Later, when Alberto Fernandez took office in 2020, he abolished the reform authorising the intervention of the armed forces in internal security and counter-drug strategies, reverting to the previous legal framework which placed strict limits on the role of the military.
Despite turbulence, the implementation of specific measures enabling the militarisation of Argentina´s internal security was never allowed to come to fruition. The US sponsored SSM has not been adopted.
Militarisation: a never-ending debate
Every time there are drug-related deaths in Argentina, an existential debate arises over the role of the army and wider military forces in fighting organised crime. In a country with a deep distrust of the armed forces, suggesting a change in the role of the military raises alarm bells for countless human rights organisations.
A few arguments underpin the need to maintain a strict separation between the military´s external defence actions in the name of national security, and internal security challenges. First, the armed forces are not trained for this type of threat because militaries are accustomed to using maximal levels of violence to defeat enemies. They are well trained in defence against external enemies or disaster relief, but lack the law enforcement skills required for fighting organised crime. Latin America has vast experience dealing with military dictatorships, excesses such as extra-judicial killings, kidnappings and human rights violations committed by members of the armed forces.
Second, aggressive and militaristic policies contribute to the deterioration of public safety by neglecting civil liberties and human rights. As in the case of Mexico and Brazil, criminal organisations have the resources to adjust their capabilities to confront the armed forces, resulting in an escalation of levels of institutional violence and social conflict.
Finally, there is no need to include the armed forces when the country already has the gendarmerie: a security force of military nature in charge of internal security, the maintenance of national identity in bordering areas, and the protection of national territory.
Instead of rehashing an endless debate over the role of the army in fighting drug trafficking organisations, the focus should be on designing a national plan to combat narcotics through active cooperation with neighbouring countries. Drugs and money laundering are infiltrating all sectors of Argentina’s society because criminal organisations are taking advantage of institutional weaknesses and corruption in the security forces and law enforcement agencies.

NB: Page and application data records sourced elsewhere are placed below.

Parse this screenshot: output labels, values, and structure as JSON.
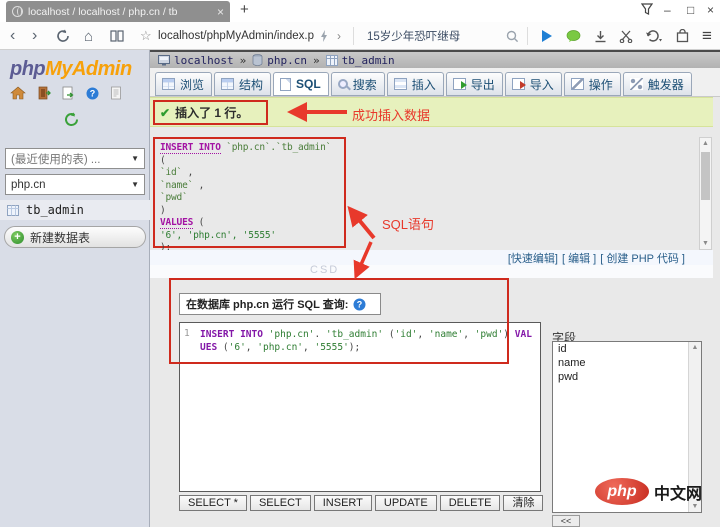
{
  "browser": {
    "tab_title": "localhost / localhost / php.cn / tb",
    "tab_close": "×",
    "new_tab": "+",
    "url": "localhost/phpMyAdmin/index.p",
    "search_text": "15岁少年恐吓继母",
    "window": {
      "minimize": "–",
      "maximize": "□",
      "close": "×"
    },
    "nav": {
      "back": "‹",
      "forward": "›",
      "home": "⌂",
      "star": "☆",
      "url_more": "›",
      "menu": "≡"
    }
  },
  "sidebar": {
    "logo_php": "php",
    "logo_myadmin": "MyAdmin",
    "recent_tables_select": "(最近使用的表) ...",
    "db_select": "php.cn",
    "table_item": "tb_admin",
    "new_table_button": "新建数据表",
    "select_caret": "▼"
  },
  "main": {
    "breadcrumb": {
      "server": "localhost",
      "db": "php.cn",
      "table": "tb_admin",
      "sep": "»"
    },
    "tabs": [
      {
        "label": "浏览"
      },
      {
        "label": "结构"
      },
      {
        "label": "SQL"
      },
      {
        "label": "搜索"
      },
      {
        "label": "插入"
      },
      {
        "label": "导出"
      },
      {
        "label": "导入"
      },
      {
        "label": "操作"
      },
      {
        "label": "触发器"
      }
    ],
    "success_message": "插入了 1 行。",
    "success_check": "✔",
    "annotations": {
      "success": "成功插入数据",
      "sql": "SQL语句"
    },
    "sql_display": {
      "lines": [
        [
          {
            "c": "kw",
            "t": "INSERT INTO"
          },
          {
            "c": "pl",
            "t": " "
          },
          {
            "c": "id",
            "t": "`php.cn`.`tb_admin`"
          },
          {
            "c": "pl",
            "t": " ("
          }
        ],
        [
          {
            "c": "pl",
            "t": " "
          },
          {
            "c": "id",
            "t": "`id`"
          },
          {
            "c": "pl",
            "t": " ,"
          }
        ],
        [
          {
            "c": "pl",
            "t": " "
          },
          {
            "c": "id",
            "t": "`name`"
          },
          {
            "c": "pl",
            "t": " ,"
          }
        ],
        [
          {
            "c": "pl",
            "t": " "
          },
          {
            "c": "id",
            "t": "`pwd`"
          }
        ],
        [
          {
            "c": "pl",
            "t": ")"
          }
        ],
        [
          {
            "c": "kw",
            "t": "VALUES"
          },
          {
            "c": "pl",
            "t": " ("
          }
        ],
        [
          {
            "c": "pl",
            "t": " "
          },
          {
            "c": "st",
            "t": "'6', 'php.cn', '5555'"
          }
        ],
        [
          {
            "c": "pl",
            "t": ");"
          }
        ]
      ]
    },
    "quick_links": [
      "[快速编辑]",
      "[ 编辑 ]",
      "[ 创建 PHP 代码 ]"
    ],
    "watermark": "CSD",
    "query": {
      "legend": "在数据库 php.cn 运行 SQL 查询:",
      "line_number": "1",
      "tokens": [
        {
          "c": "kw",
          "t": "INSERT"
        },
        {
          "c": "pl",
          "t": " "
        },
        {
          "c": "kw",
          "t": "INTO"
        },
        {
          "c": "pl",
          "t": " "
        },
        {
          "c": "st",
          "t": "'php.cn'"
        },
        {
          "c": "pl",
          "t": ". "
        },
        {
          "c": "st",
          "t": "'tb_admin'"
        },
        {
          "c": "pl",
          "t": " ("
        },
        {
          "c": "st",
          "t": "'id'"
        },
        {
          "c": "pl",
          "t": ", "
        },
        {
          "c": "st",
          "t": "'name'"
        },
        {
          "c": "pl",
          "t": ", "
        },
        {
          "c": "st",
          "t": "'pwd'"
        },
        {
          "c": "pl",
          "t": ") "
        },
        {
          "c": "kw",
          "t": "VALUES"
        },
        {
          "c": "pl",
          "t": " ("
        },
        {
          "c": "st",
          "t": "'6'"
        },
        {
          "c": "pl",
          "t": ", "
        },
        {
          "c": "st",
          "t": "'php.cn'"
        },
        {
          "c": "pl",
          "t": ", "
        },
        {
          "c": "st",
          "t": "'5555'"
        },
        {
          "c": "pl",
          "t": ");"
        }
      ],
      "buttons": [
        "SELECT *",
        "SELECT",
        "INSERT",
        "UPDATE",
        "DELETE",
        "清除"
      ]
    },
    "fields_panel": {
      "label": "字段",
      "items": [
        "id",
        "name",
        "pwd"
      ],
      "collapse": "<<"
    }
  },
  "brand": {
    "php": "php",
    "cn": "中文网"
  },
  "colors": {
    "annotation_red": "#e8392b",
    "box_red": "#cf2a1d",
    "success_bg": "#e7f1bd",
    "logo_orange": "#f7a10a",
    "logo_blue": "#5c5c94",
    "link_blue": "#2a5f8a",
    "keyword_purple": "#a312a3",
    "identifier_green": "#2e7d32",
    "brand_red": "#c62a1e"
  }
}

As a matter of fact, the links between corruption and counternarcotics initiatives have been widely overlooked. The negative consequences of militarizing anti-drug efforts in Latin America can be explained by the impact that corruption has had on the defence sector throughout the reason, highlighting a notable absence of state capacity to guard against these risks.
In this context, the government needs to gather the necessary resources to strengthen central state institutions and build trusted security forces and judicial agencies. Additionally, long-term factors that contribute to the entrenchment of crime and corruption, such as income inequality, employment opportunities, and education, must be taken into consideration.

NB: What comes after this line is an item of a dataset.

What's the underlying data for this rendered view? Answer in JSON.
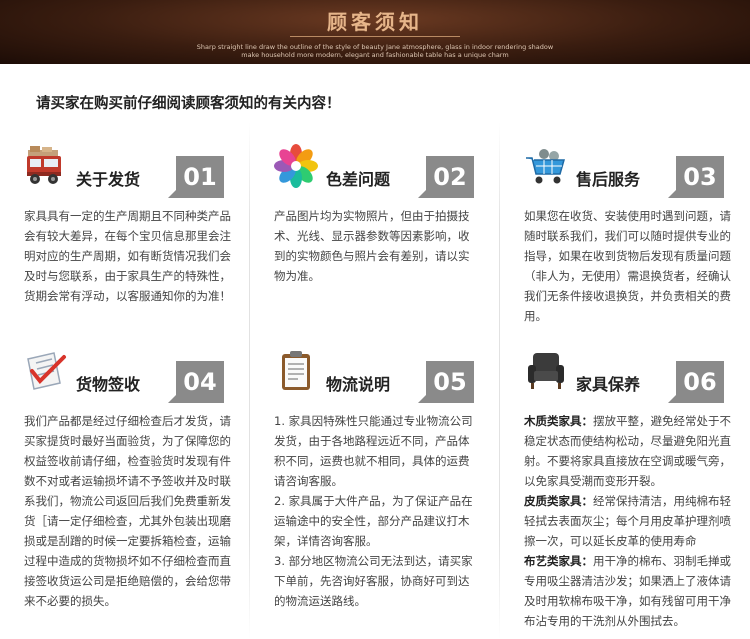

The views expressed in this article are those of the author and do not necessarily reflect the views of RUSI, Focused Conservation, or any other institution.
We collaborate with the European Consortium for Political Research’s Standing Group on Organised Crime (ECPR-SGOC), one of the standing groups of the ECPR. The editorial board includes representatives from the University of Bath, Oxford University, the Institute of Advanced Studies of the University of Sao Paulo, Sofia University and Flinders University.
Researcher and Practitioner, SHOC Network Member